We must stop the glorification of violence in our society. This includes the gruesome and grisly video games that are now commonplace. It is too easy today for troubled youth to surround themselves with a culture that celebrates violence.
Other Republicans like Kevin McCarthy said that violent video games “dehumanize” others and will be a “problem” in the future. Trump has threatened further restrictions.
Some retailers like taken upon themselves to ban violent games. Wal-Mart has begun to remove nearly all their games from their shelves in a few stores.
IGN had asked the company if it is banning them and representatives has said that they haven’t directed stores to take any titles down but signage and ads were being ripped down.
At first, I found the initial rhetoric comical. It was expected and video games are almost always to be blamed whenever these tragedies occur. Despite the El Paso shooter writing in his manifesto wanting to kill immigrants for invading the country and using similar language as Trump, the focus went away from meaningful gun legislation and rampant white supremacy.
Now that stores like Wal-Mart are banning violent games, I wonder where this leads. Disney has also followed similar suit and cancelled a televised APEX Legends tournament, originally set to air on ABC and ESPN on Sunday.
Surely, stores like Best Buy and GameStop in addition to digital marketplaces like Amazon, PlayStation Store, and the Nintendo eShop will continue to offer these titles and probably financially benefit to lost sales at Wal-Mart. However, I fear this could lead to becoming more of a police state.
Above all, video games are definitely not to blame for the actions of these shooters.
Despite what Republicans and pro-gun lobby groups like the NRA want you to believe, there is no direct link to violent game causing people to gun down innocent people. If this was to be true, there would be more cases worldwide and would be entirely centered on the United States.
Countries like Japan, South Korea, Canada, and the United Kingdom gains millions of dollars from games sold, but have far fewer deaths from shootings. These places have laws in place that have stricter gun ownership rules. Compare that to the U.S., especially in the South, where laws are lax thanks to the second amendment and you can get your gun in the same day or with ease at a gun show.
Many countries around the world play the same games but America seems to be the only developed nation that has this specific problem.

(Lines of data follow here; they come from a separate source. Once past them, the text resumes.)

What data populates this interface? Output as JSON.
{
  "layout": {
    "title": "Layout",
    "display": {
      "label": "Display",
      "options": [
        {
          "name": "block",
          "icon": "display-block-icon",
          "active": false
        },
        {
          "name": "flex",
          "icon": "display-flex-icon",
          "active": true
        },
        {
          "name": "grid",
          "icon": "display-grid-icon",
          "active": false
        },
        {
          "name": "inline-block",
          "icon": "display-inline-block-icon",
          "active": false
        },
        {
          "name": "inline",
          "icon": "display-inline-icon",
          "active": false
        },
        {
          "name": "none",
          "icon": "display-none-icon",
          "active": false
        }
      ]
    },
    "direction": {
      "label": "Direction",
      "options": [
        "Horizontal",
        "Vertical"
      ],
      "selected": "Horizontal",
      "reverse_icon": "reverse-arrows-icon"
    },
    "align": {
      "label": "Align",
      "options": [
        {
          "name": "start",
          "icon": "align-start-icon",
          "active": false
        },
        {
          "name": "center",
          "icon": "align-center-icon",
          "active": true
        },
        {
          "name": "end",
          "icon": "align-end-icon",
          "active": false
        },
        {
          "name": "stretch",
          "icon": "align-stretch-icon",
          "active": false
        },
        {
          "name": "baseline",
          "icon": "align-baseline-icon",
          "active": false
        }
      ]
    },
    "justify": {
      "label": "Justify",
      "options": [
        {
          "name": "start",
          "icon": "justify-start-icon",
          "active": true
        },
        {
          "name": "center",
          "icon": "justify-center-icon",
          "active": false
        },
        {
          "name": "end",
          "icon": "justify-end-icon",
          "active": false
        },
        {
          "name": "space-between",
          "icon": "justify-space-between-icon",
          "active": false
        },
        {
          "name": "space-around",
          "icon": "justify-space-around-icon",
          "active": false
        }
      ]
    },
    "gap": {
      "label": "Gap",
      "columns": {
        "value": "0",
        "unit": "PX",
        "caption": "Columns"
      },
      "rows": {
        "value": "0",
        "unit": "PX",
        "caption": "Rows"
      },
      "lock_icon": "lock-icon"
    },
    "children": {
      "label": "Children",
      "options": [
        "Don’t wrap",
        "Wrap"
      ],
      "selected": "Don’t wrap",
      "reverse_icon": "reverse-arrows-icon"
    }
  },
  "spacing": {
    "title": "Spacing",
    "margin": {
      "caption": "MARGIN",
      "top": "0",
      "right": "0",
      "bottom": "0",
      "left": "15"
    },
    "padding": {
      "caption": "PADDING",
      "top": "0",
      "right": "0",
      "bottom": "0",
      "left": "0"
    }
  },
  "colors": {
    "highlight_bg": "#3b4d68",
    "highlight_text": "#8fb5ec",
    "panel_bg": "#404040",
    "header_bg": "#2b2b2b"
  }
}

Can games cause aggressive behavior. The APA seems to think so but are not quick to link video games to mass shootings.
On the contrary, games can have to certain benefits like improved cognitive skills, foster creativity and problem-solving techniques, and create positive feelings.
Speaking from my own personal experience, video games have calmed me down on days where I feel down and out. They are also a great way to stay connected with my friends back in Memphis and elsewhere, which help combat the loneliness I have felt most of my time here in Florida.
There are just great set-pieces and music that pull emotional tugs like in the scene in Final Fantasy IX where Zidane has learned of his heritage and tries to shrug off his friends as he stumbles and realizes what incredible friendship he has (the soundtrack does a great job honing the emotional impact).
There are these creative titles that have such beautiful stories and are truly works of art. Not once have I felt so negative about playing video game. I am confident many others feel the same way.
I am preaching to the choir here but there is something that must be made clear to politicians. Please stop blaming video games for every tragic event and look at the roots of the real issues that plague this nation.
Additional Fun Viewing & Reading
DEAR PRESIDENT TRUMP: VIDEO GAMES ARE SO MUCH MORE THAN ‘VIOLENT’ | OPINION by Greg Miller (Newsweek)
Why video games aren’t causing America’s gun problem, in one chart by Alvin Chang (Vox)
Fact check: Are violent video games connected to mass shootings? by Ellie Kaufman (CNN)
Politicians Blame Video Games For Tragic Mass Shootings Again, & Nobody’s Buying It by YongYea (YouTube)
The NRA, Gun Violence, and Video Games by George Wiedman/Superbunnyhop (YouTube)